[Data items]
○ ○ ○ ○

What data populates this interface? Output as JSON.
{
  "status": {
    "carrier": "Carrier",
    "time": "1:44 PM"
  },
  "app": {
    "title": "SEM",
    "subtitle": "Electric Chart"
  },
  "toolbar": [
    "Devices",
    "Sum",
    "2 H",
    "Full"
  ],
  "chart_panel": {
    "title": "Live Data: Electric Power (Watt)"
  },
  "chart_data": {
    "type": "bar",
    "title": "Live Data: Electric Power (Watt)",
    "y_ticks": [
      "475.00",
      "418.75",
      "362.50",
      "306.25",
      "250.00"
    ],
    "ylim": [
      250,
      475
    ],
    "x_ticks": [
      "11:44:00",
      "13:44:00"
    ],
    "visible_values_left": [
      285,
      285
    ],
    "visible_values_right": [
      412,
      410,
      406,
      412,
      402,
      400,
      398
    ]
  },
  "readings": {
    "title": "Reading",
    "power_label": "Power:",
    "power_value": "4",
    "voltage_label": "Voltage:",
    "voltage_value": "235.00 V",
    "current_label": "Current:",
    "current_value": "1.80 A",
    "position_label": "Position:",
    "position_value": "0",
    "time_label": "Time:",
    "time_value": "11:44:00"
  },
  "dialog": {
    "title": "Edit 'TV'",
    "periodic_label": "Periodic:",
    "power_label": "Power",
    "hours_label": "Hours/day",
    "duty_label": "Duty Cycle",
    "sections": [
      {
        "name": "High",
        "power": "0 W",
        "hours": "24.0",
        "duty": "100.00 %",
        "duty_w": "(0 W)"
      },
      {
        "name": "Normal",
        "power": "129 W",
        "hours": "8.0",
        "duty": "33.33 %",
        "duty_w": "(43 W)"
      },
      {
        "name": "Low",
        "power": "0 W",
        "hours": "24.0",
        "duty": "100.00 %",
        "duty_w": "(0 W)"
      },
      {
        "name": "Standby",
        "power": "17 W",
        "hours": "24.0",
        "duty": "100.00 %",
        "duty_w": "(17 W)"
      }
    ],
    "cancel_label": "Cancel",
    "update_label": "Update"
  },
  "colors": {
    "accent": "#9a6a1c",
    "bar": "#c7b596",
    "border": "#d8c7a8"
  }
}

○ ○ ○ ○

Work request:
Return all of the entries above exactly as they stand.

Exercise response:
What data populates this interface? Output as JSON.
{
  "status": {
    "carrier": "Carrier",
    "time": "1:44 PM"
  },
  "app": {
    "title": "SEM",
    "subtitle": "Electric Chart"
  },
  "toolbar": [
    "Devices",
    "Sum",
    "2 H",
    "Full"
  ],
  "chart_panel": {
    "title": "Live Data: Electric Power (Watt)"
  },
  "chart_data": {
    "type": "bar",
    "title": "Live Data: Electric Power (Watt)",
    "y_ticks": [
      "475.00",
      "418.75",
      "362.50",
      "306.25",
      "250.00"
    ],
    "ylim": [
      250,
      475
    ],
    "x_ticks": [
      "11:44:00",
      "13:44:00"
    ],
    "visible_values_left": [
      285,
      285
    ],
    "visible_values_right": [
      412,
      410,
      406,
      412,
      402,
      400,
      398
    ]
  },
  "readings": {
    "title": "Reading",
    "power_label": "Power:",
    "power_value": "4",
    "voltage_label": "Voltage:",
    "voltage_value": "235.00 V",
    "current_label": "Current:",
    "current_value": "1.80 A",
    "position_label": "Position:",
    "position_value": "0",
    "time_label": "Time:",
    "time_value": "11:44:00"
  },
  "dialog": {
    "title": "Edit 'TV'",
    "periodic_label": "Periodic:",
    "power_label": "Power",
    "hours_label": "Hours/day",
    "duty_label": "Duty Cycle",
    "sections": [
      {
        "name": "High",
        "power": "0 W",
        "hours": "24.0",
        "duty": "100.00 %",
        "duty_w": "(0 W)"
      },
      {
        "name": "Normal",
        "power": "129 W",
        "hours": "8.0",
        "duty": "33.33 %",
        "duty_w": "(43 W)"
      },
      {
        "name": "Low",
        "power": "0 W",
        "hours": "24.0",
        "duty": "100.00 %",
        "duty_w": "(0 W)"
      },
      {
        "name": "Standby",
        "power": "17 W",
        "hours": "24.0",
        "duty": "100.00 %",
        "duty_w": "(17 W)"
      }
    ],
    "cancel_label": "Cancel",
    "update_label": "Update"
  },
  "colors": {
    "accent": "#9a6a1c",
    "bar": "#c7b596",
    "border": "#d8c7a8"
  }
}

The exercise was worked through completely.